This edited volume explores the complex roles that Christian ideas and institutions played in the construction of modern womanhood in East Asia. While contributing to gender dynamics that disprivileged women in China, Japan, and Korea, Christianity was also instrumental in women’s efforts to empower themselves and participate in the public sphere. Many literate East Asian women mobilized Christian beliefs, knowledge, institutions, and networks to raise the profile of “The Woman Question,” frame the contours of the related debate, and craft original responses. These chapters examine East Asian women who were markedly influenced by Christianity as students, trainees, educators, professionals, and activists. Using their increased visibility and resources, they addressed the dilemmas and promises of modernity for women in their countries.

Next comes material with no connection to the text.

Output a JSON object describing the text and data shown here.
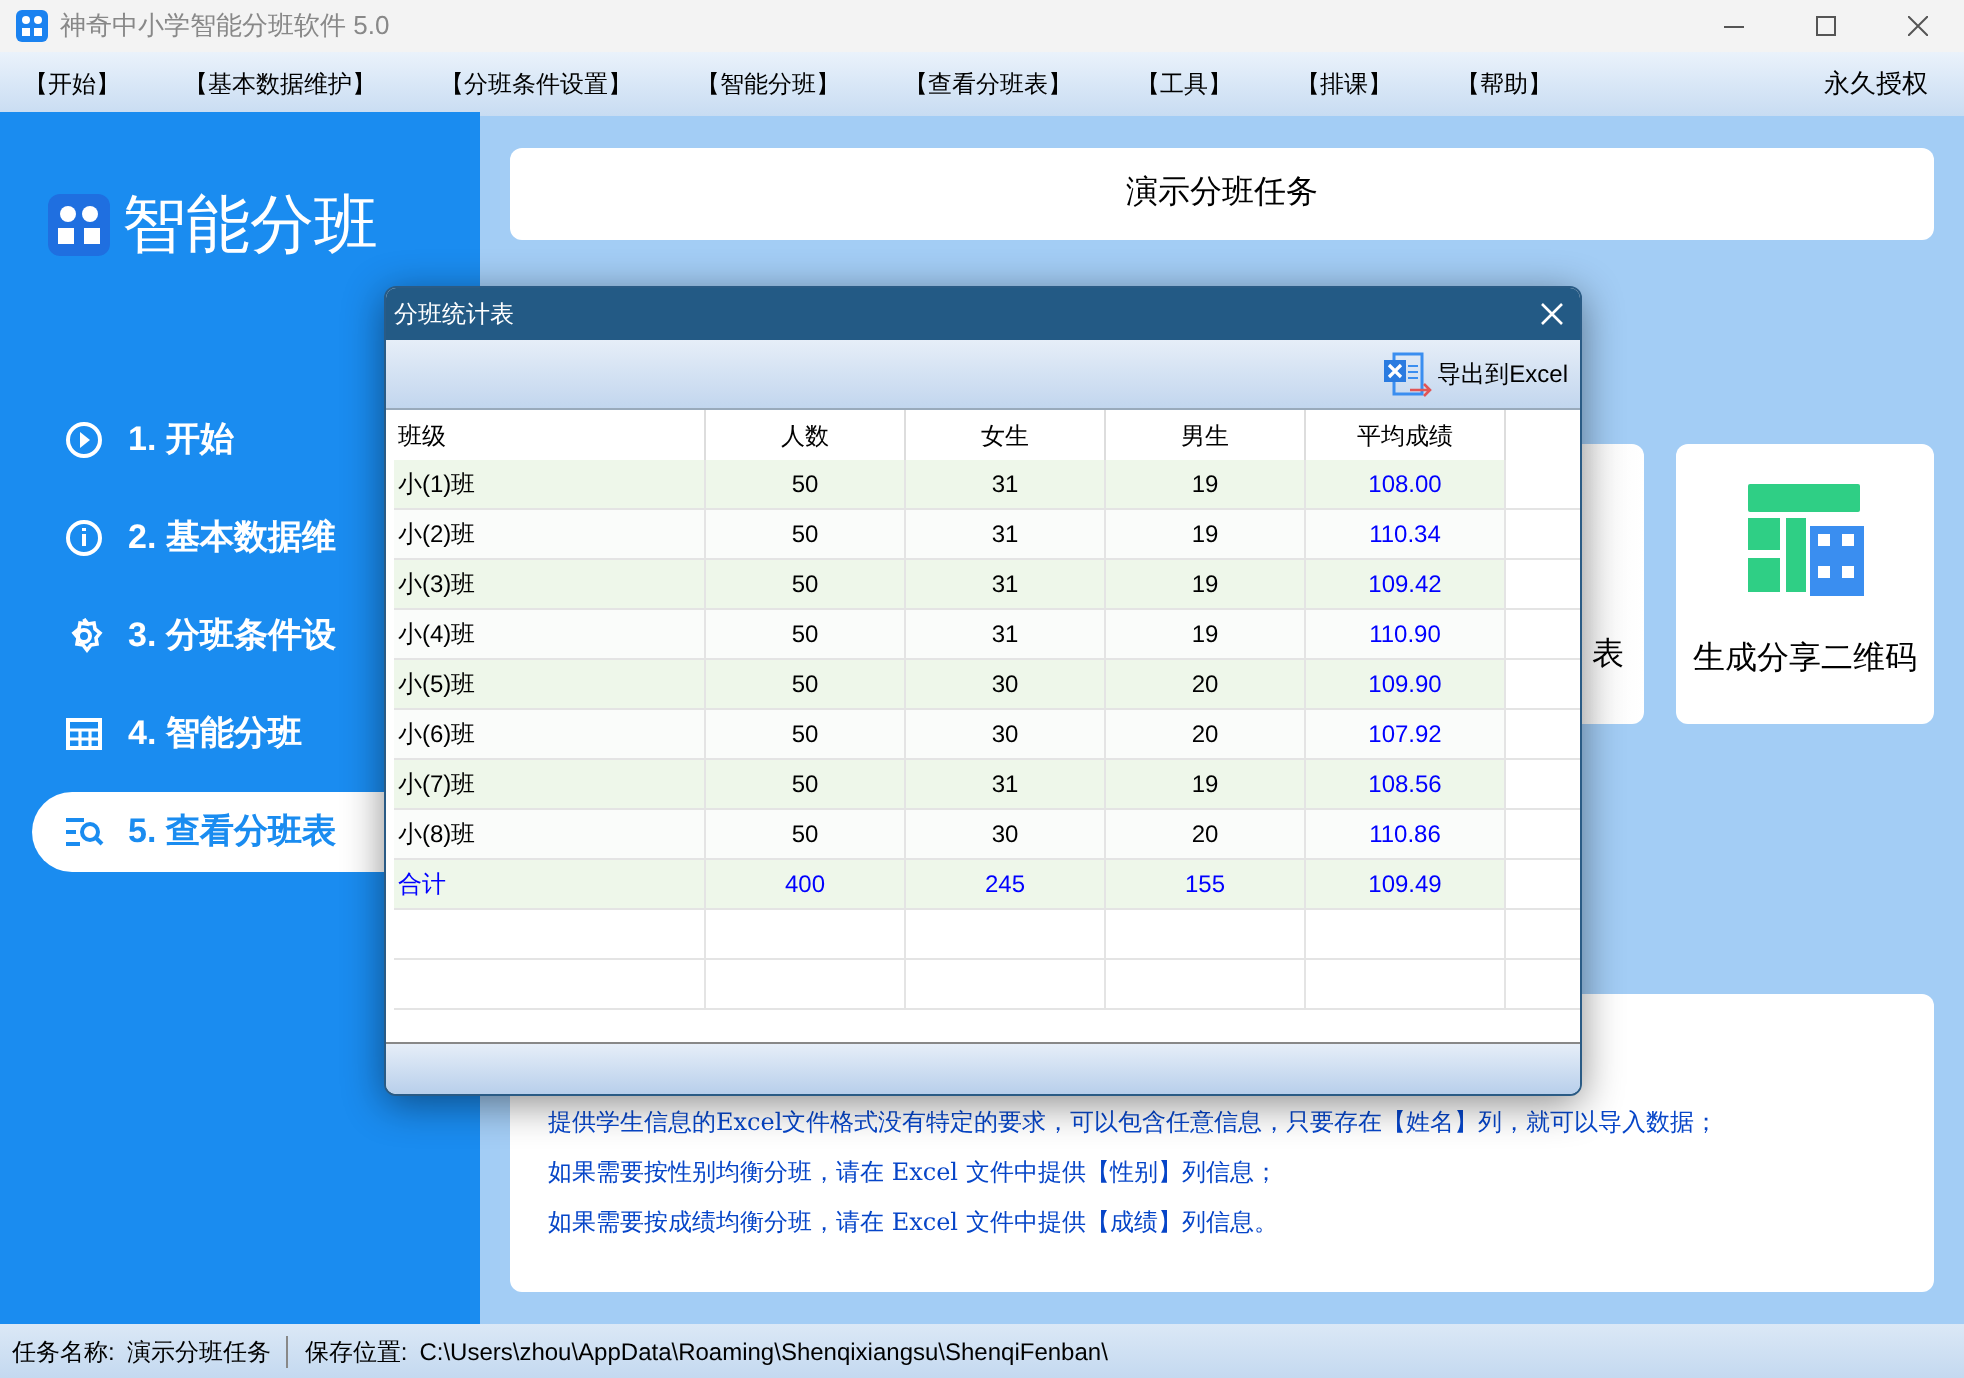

The chapters presented in this volume represent a wide variety of Indian diasporic experiences. From indenture labour to the present day immigrations, Indian diasporic narrative is one that offers opportunities to evaluate afresh notions of ethnicity, race, caste, gender and religious diversity. From victim discourse to narratives of optimism and complexities of identity issues, the Indian diaspora has exhibited characteristics that enable us as scholars to construct theoretical views on the diaspora and migration. The cases included in this volume will illumine such theoretical ideas. The readers will certainly be able to appreciate the diversity and the depth of these narratives and gain insight into the social and cultural and religious world of the diaspora.